_Task details_
Reproduce the entries that follow exactly, dropping each image.

_Data for this task_

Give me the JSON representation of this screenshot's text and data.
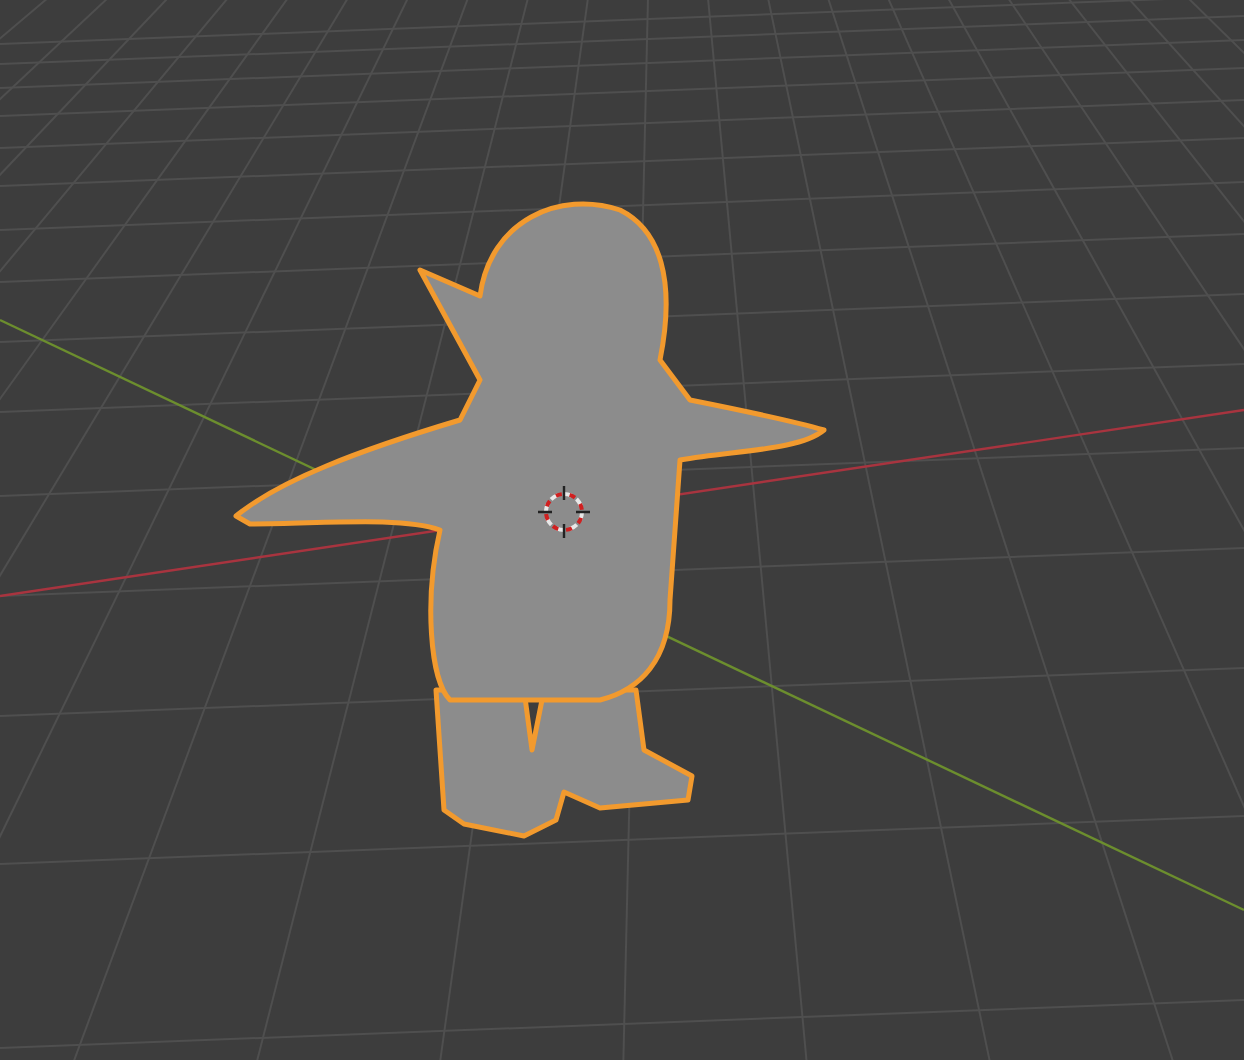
{
  "viewport": {
    "object": {
      "selected": true
    }
  }
}
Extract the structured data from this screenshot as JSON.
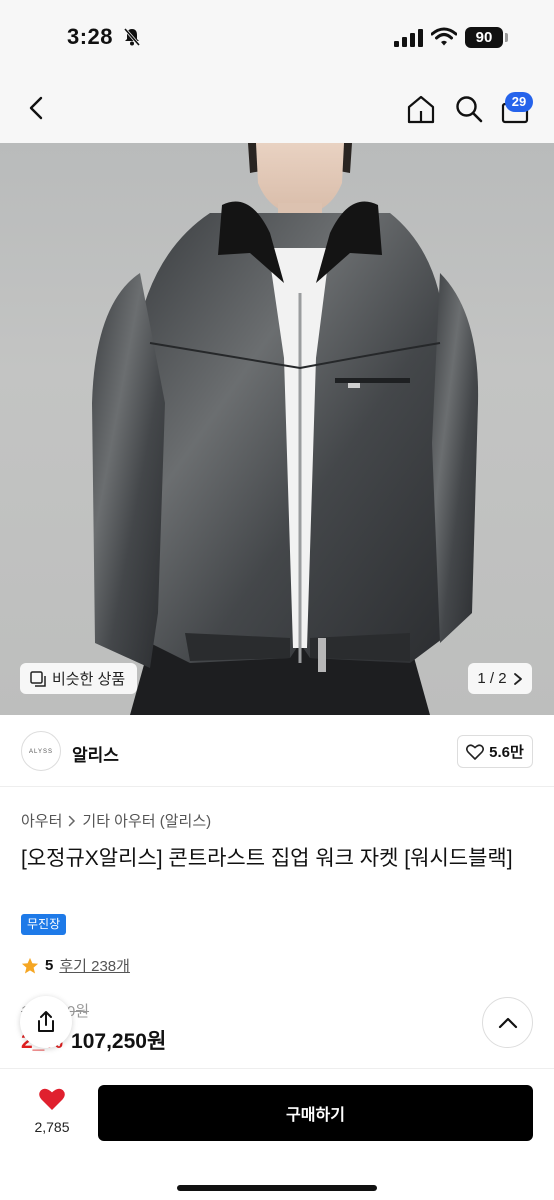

_Result_
Give me the JSON representation of this screenshot's text and data.
{
  "viewport": {
    "object": {
      "selected": true
    }
  }
}
Extract the structured data from this screenshot as JSON.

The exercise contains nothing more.